Currency Exchange Rate
In financial terms, currency exchange rate determines the value of one currency with respect to a different currency. For example, an interbank exchange rate of €0.89 to the US$1.00 means that €0.89 needs to be changed for US$1.00 or US$1.00 needs to be exchanged for €0.89. Please note that there is a difference between the rate at which the banks sell and purchase currencies in the international market and the rates at which a tourist would exchange currency in a foreign country. When you are purchasing currency from a broker, you will notice a couple of things:
- The broker offers a different buying and selling rates for the same currency
- The rates offered are lower than what is listed in the newspaper or all the business channels.
These are a couple of ways a currency broker makes a profit from international currency trades, other than the typical strategy of buying low and selling high in the currency market.
What determines currency exchange rate?
If you have ever even accidentally turned on any of the business news channels, you may have heard stories about the falling dollar or the rising pound sterling and so on. The following points will give you a brief idea about how the value of a currency is determined:
- Different levels of inflation among different countries: Countries that have lower values of inflation sees their currency increase in value because its purchasing power increases compared to other currencies.
- Different levels of interest rates among economies: The interest rate set by the governing central bank determines how much return lenders would get by pushing money into the economy. A high rate of interest will attract investors into the economy, which will result in foreign currency inflow and raise the value of the currency where the money is infused.
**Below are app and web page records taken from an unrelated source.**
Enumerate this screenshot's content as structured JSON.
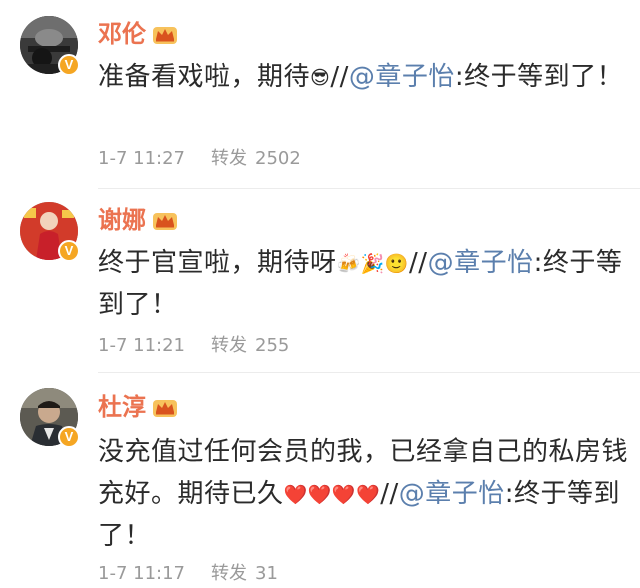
{
  "comments": [
    {
      "username": "邓伦",
      "text_before": "准备看戏啦，期待",
      "emojis": [
        "😎"
      ],
      "separator": "//",
      "mention": "@章子怡",
      "text_after": ":终于等到了！",
      "time": "1-7 11:27",
      "repost_label": "转发",
      "repost_count": "2502",
      "badges": [
        "verified-v-badge",
        "crown-icon"
      ]
    },
    {
      "username": "谢娜",
      "text_before": "终于官宣啦，期待呀",
      "emojis": [
        "🍻",
        "🎉",
        "🙂"
      ],
      "separator": "//",
      "mention": "@章子怡",
      "text_after": ":终于等到了！",
      "time": "1-7 11:21",
      "repost_label": "转发",
      "repost_count": "255",
      "badges": [
        "verified-v-badge",
        "crown-icon"
      ]
    },
    {
      "username": "杜淳",
      "text_before": "没充值过任何会员的我，已经拿自己的私房钱充好。期待已久",
      "emojis": [
        "❤️",
        "❤️",
        "❤️",
        "❤️"
      ],
      "separator": "//",
      "mention": "@章子怡",
      "text_after": ":终于等到了！",
      "time": "1-7 11:17",
      "repost_label": "转发",
      "repost_count": "31",
      "badges": [
        "verified-v-badge",
        "crown-icon"
      ]
    }
  ],
  "badge_v_char": "V",
  "colors": {
    "username": "#eb7350",
    "mention": "#5b7fad",
    "meta": "#9a9a9a",
    "body_text": "#2b2b2b",
    "verified_badge": "#f5a623",
    "crown": "#f0a32c"
  }
}
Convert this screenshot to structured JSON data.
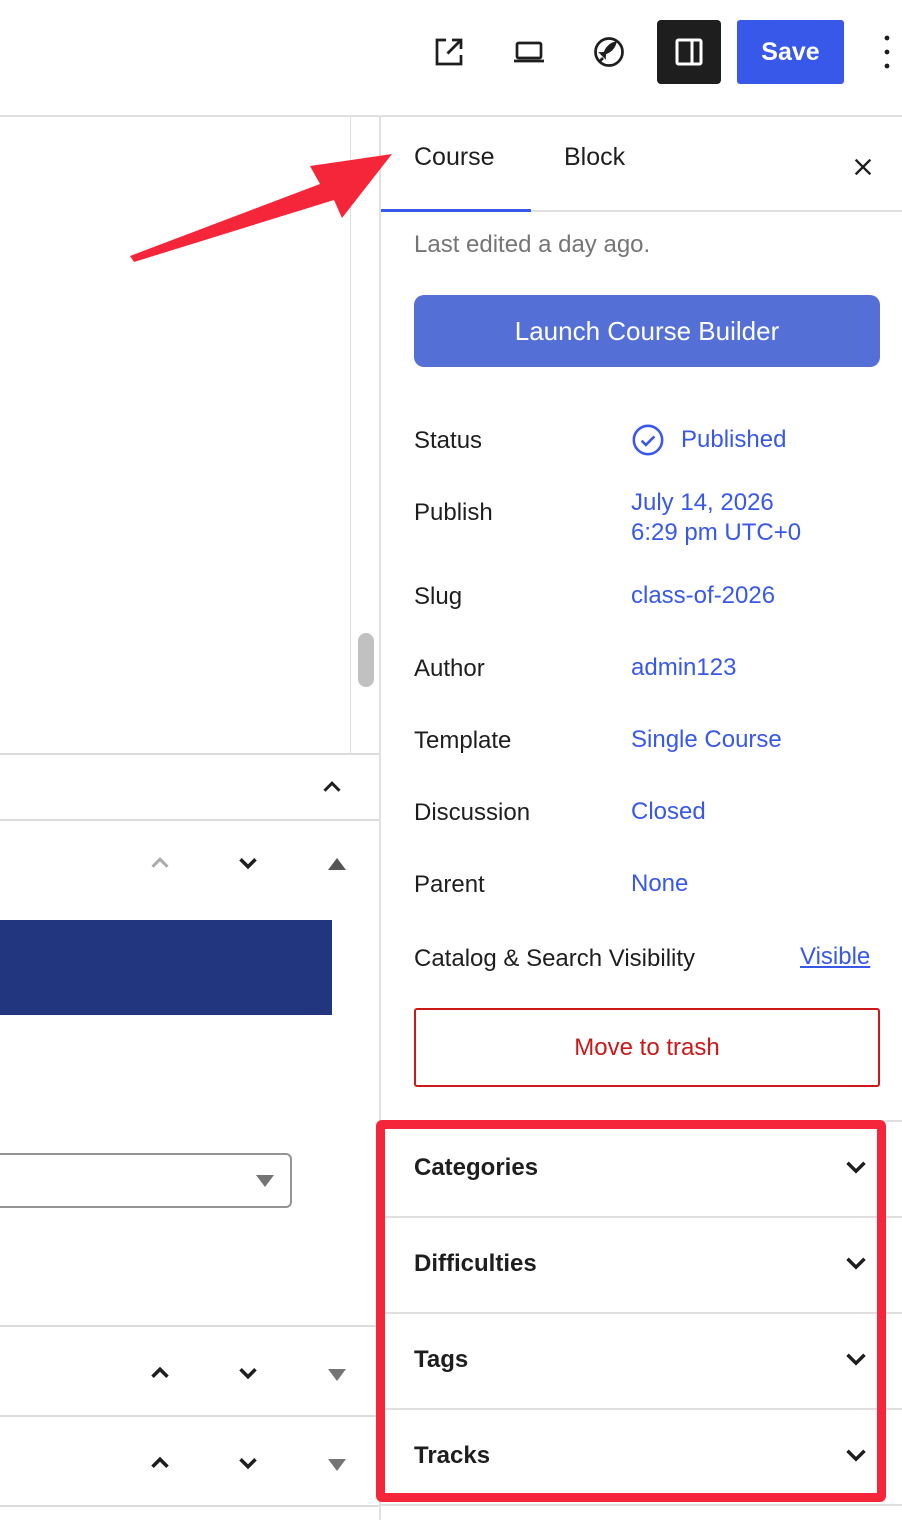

- Balance of trade and current account deficits: Balance of trade is the difference between the total exports and imports in an economy. A country will have a positive balance of trade if it exports more than imports and vice versa. A current account deficit is a direct consequence of a negative balance of trade. Long story short, the economy is providing more of its currency to the international market than there is a demand for, to pay more foreign currency to foreign economies than they are earning via international trade. Hence, current account deficit lowers the value of the currency.
- The amount of public debt: A lot of countries use debt financing to invest in public sector projects and stimulate the domestic economy. Although this sounds great on paper, a large amount of public debt will automatically result in inflation in the long term. The thing about debt is that it needs to be repaid, and a country can do that in two ways; by selling more securities or by printing more money. Both of these steps increases inflation lowers the value of the currency and makes the economy less attractive to foreigners.
Currency exchange rate is a vast and fascinating topic, discussing it in its fullest extent is beyond the scope of this short article.